Winter Landscape and Gardening Tasks
It may still be winter according to the Groundhog in Pennsylvania, but there’s only about 6 to 8 weeks until the estimated last spring frost here in Texas. But don’t fret; it’s not too late to get some preparation and winter work done in your yard and gardens. In fact, many of these tasks will help your spring gardens get off to a better start. Without further ado, here’s some tips for what you can do in your garden as this winter winds down to a close.
Gardens generally go dormant over the winter; and for most people, that’s all the better. We don’t have to be outdoors in subfreezing temperatures tending wet soil and frost-crisped plants. But there are still some maintenance tasks every homeowner should tend to as often as possible during the colder months.
It may seem counterintuitive, but some plants do still need water in the winter. While cold temperatures keep the soil from drying out, new planted perennials, as well as trees and shrubs, tend to need more water than some areas provide. To help new plants establish well, try not to let the top two inches of soil dry out; keep the root ball moist and gradually allow the plant to dry out between watering sessions. Also, to help your bulbs develop strong roots, water thoroughly and often.
Obviously, you won’t need to mow your lawn often in winter, if at all. However, if you need to, simply set your blades to a higher level; this helps the taller grass shade out any lurking weed seeds. Less watering will also help keep your weed population subdued.
Generally, fertilizing in the winter is not recommended. It just doesn’t do any good when the plants can’t take advantage of the nutrients. But to get a jump on your needs for spring fertilization, test your soil to determine what amendments you actually need.

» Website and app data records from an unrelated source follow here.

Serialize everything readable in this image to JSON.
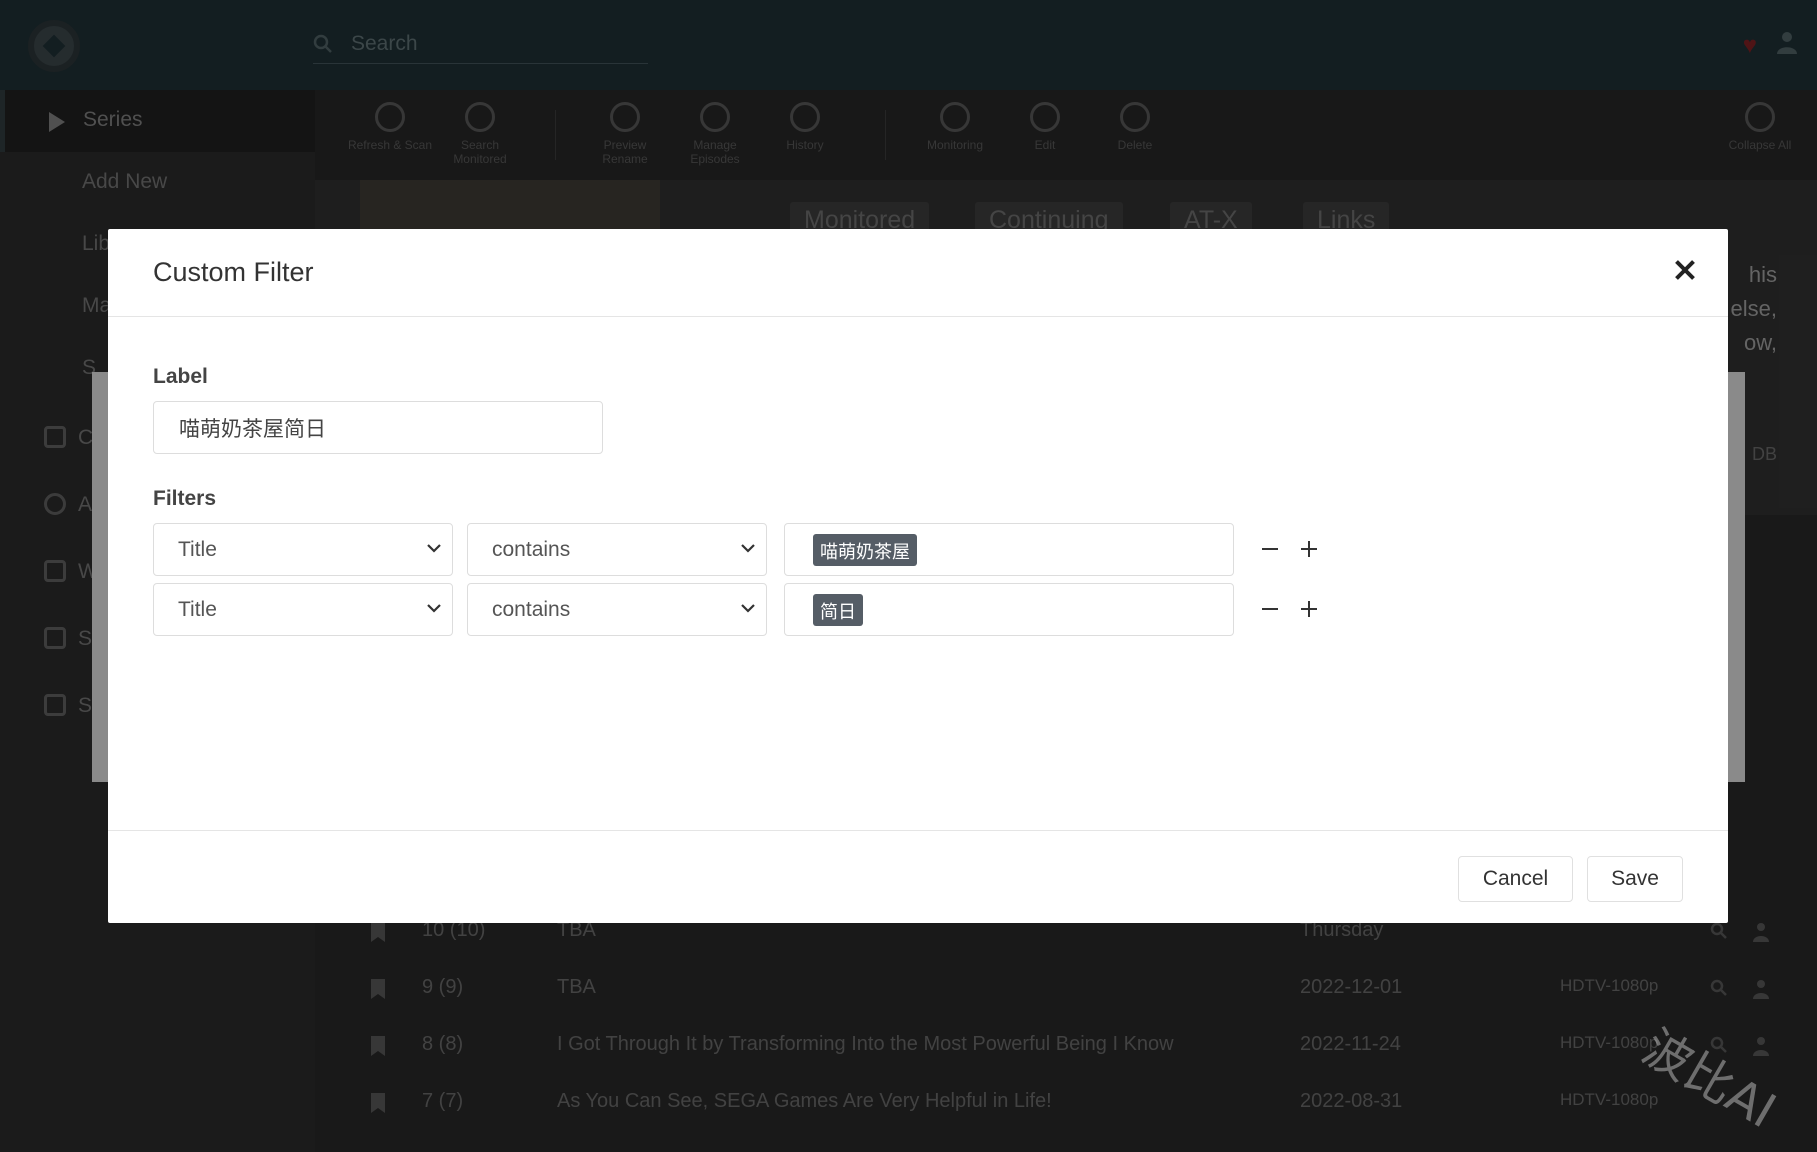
{
  "app": {
    "search_placeholder": "Search",
    "sidebar": [
      {
        "label": "Series"
      },
      {
        "label": "Add New"
      },
      {
        "label": "Lib"
      },
      {
        "label": "Ma"
      },
      {
        "label": "S"
      },
      {
        "label": "C"
      },
      {
        "label": "A"
      },
      {
        "label": "W"
      },
      {
        "label": "S"
      },
      {
        "label": "S"
      }
    ],
    "toolbar": [
      {
        "label": "Refresh & Scan"
      },
      {
        "label": "Search Monitored"
      },
      {
        "label": "Preview Rename"
      },
      {
        "label": "Manage Episodes"
      },
      {
        "label": "History"
      },
      {
        "label": "Monitoring"
      },
      {
        "label": "Edit"
      },
      {
        "label": "Delete"
      },
      {
        "label": "Collapse All"
      }
    ],
    "hero": {
      "labels": [
        "Monitored",
        "Continuing",
        "AT-X",
        "Links"
      ],
      "text_fragments": [
        "his",
        "else,",
        "ow,",
        "DB"
      ]
    },
    "episodes": [
      {
        "number": "10 (10)",
        "title": "TBA",
        "date": "Thursday",
        "quality": ""
      },
      {
        "number": "9 (9)",
        "title": "TBA",
        "date": "2022-12-01",
        "quality": "HDTV-1080p"
      },
      {
        "number": "8 (8)",
        "title": "I Got Through It by Transforming Into the Most Powerful Being I Know",
        "date": "2022-11-24",
        "quality": "HDTV-1080p"
      },
      {
        "number": "7 (7)",
        "title": "As You Can See, SEGA Games Are Very Helpful in Life!",
        "date": "2022-08-31",
        "quality": "HDTV-1080p"
      }
    ]
  },
  "modal": {
    "title": "Custom Filter",
    "label_heading": "Label",
    "label_value": "喵萌奶茶屋简日",
    "filters_heading": "Filters",
    "filters": [
      {
        "field": "Title",
        "operator": "contains",
        "value": "喵萌奶茶屋"
      },
      {
        "field": "Title",
        "operator": "contains",
        "value": "简日"
      }
    ],
    "cancel_label": "Cancel",
    "save_label": "Save"
  },
  "watermark": "波比AI",
  "colors": {
    "topbar": "#1e2f33",
    "tag_bg": "#555d66",
    "heart": "#7a1f23"
  }
}
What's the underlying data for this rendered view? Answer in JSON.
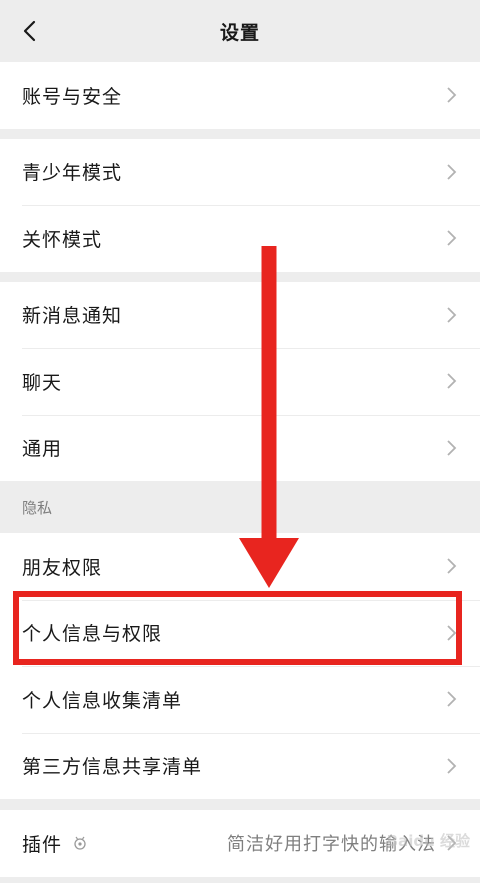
{
  "header": {
    "title": "设置"
  },
  "groups": {
    "g1": [
      "账号与安全"
    ],
    "g2": [
      "青少年模式",
      "关怀模式"
    ],
    "g3": [
      "新消息通知",
      "聊天",
      "通用"
    ],
    "privacy_label": "隐私",
    "g4": [
      "朋友权限",
      "个人信息与权限",
      "个人信息收集清单",
      "第三方信息共享清单"
    ],
    "plugin": {
      "label": "插件",
      "value": "简洁好用打字快的输入法"
    }
  },
  "watermark": "Baidu 经验",
  "colors": {
    "accent_red": "#e8251f",
    "background": "#ededed",
    "text": "#191919",
    "secondary": "#7f7f7f"
  },
  "icons": {
    "back": "chevron-left-icon",
    "row": "chevron-right-icon",
    "plugin": "plugin-badge-icon"
  }
}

You can also compost in place; put those piles of leaves to work for you by layering them into your garden beds and burying them in soil. This provides a welcome amendment with minimal labor after the initial transport and digging.
Leave any native plants with their seed heads intact until spring; this ensures the birds and wildlife have a natural food source over the winter months. Around mid- to late-February, trim back any dead foliage to make way for new spring growth. If you grow roses, prune them back to about 8” above ground right about Valentine’s day (easy to remember, right?), and try to keep only 5 major canes. Clean your pruners and other tools with rubbing alcohol between rose bushes to avoid spreading diseases like rose rosette disease. Add any leaves and brown plant trimmings to your compost bin or pile; just make sure to leave any diseased plant material out. Throw any contaminated plant materials into the trash instead of back into the soil.
Mulching with a 2 to 3 inch covering will insulate the roots and soil from both cold and hot weather. By reducing temperature fluctuations, less moisture is lost to evaporation and soil microbes are protected from the sun and extremes in weather. It’s never too late to mulch!
Planting in winter!
Yes, you can plant in winter! There are many edibles, flowers, and ornamentals that can be planted or just started in the late winter months.
Ornamentals with a twist
Swiss chard is a great option for an ornamental landscape plant that can also supplement your winter table. Mustard greens and dill provide lovely backgrounds to colorful chard and other cold-weather leafy vegetables.
While it is still early for these flowers to go outside in the elements, sweet alyssum, marigolds, and many native Texas flowers do well if started indoors right about now. Columbine, winecups, and purple coneflower (echinacea) are all beautiful Texas natives that will appreciate the early start.
With some perseverance, many edibles can be grown year-round. Edible vegetables for winter cultivation include potatoes, turnips, radishes, beets, carrots, sugar-snap peas, leeks, scallions, and onions. Winter greens like kale, Swiss chard, lettuce, collards, and spinach are also great cold-weather choices; parsley, cilantro, and dill do well in winter, also. Cool season vegetables can be started anytime from mid-February through the beginning of March. Because most of these are one-and-done types of plants, sow successive plantings every 2 weeks to ensure a continued harvest.
All through February, you can start peppers, eggplants, salad greens, and brassicas like cauliflower and broccoli indoors under lights. Tomatoes should perhaps have been started from seed in mid-January, but you can still start some early- and mid-season varieties in your home, or purchase transplants from a nursery soon.
For help planning a new landscape adventure or lawn addition, Andy’s Sprinkler and Drainage is your go-to expert company. Give us a call today for help setting up a no-fuss irrigation system today.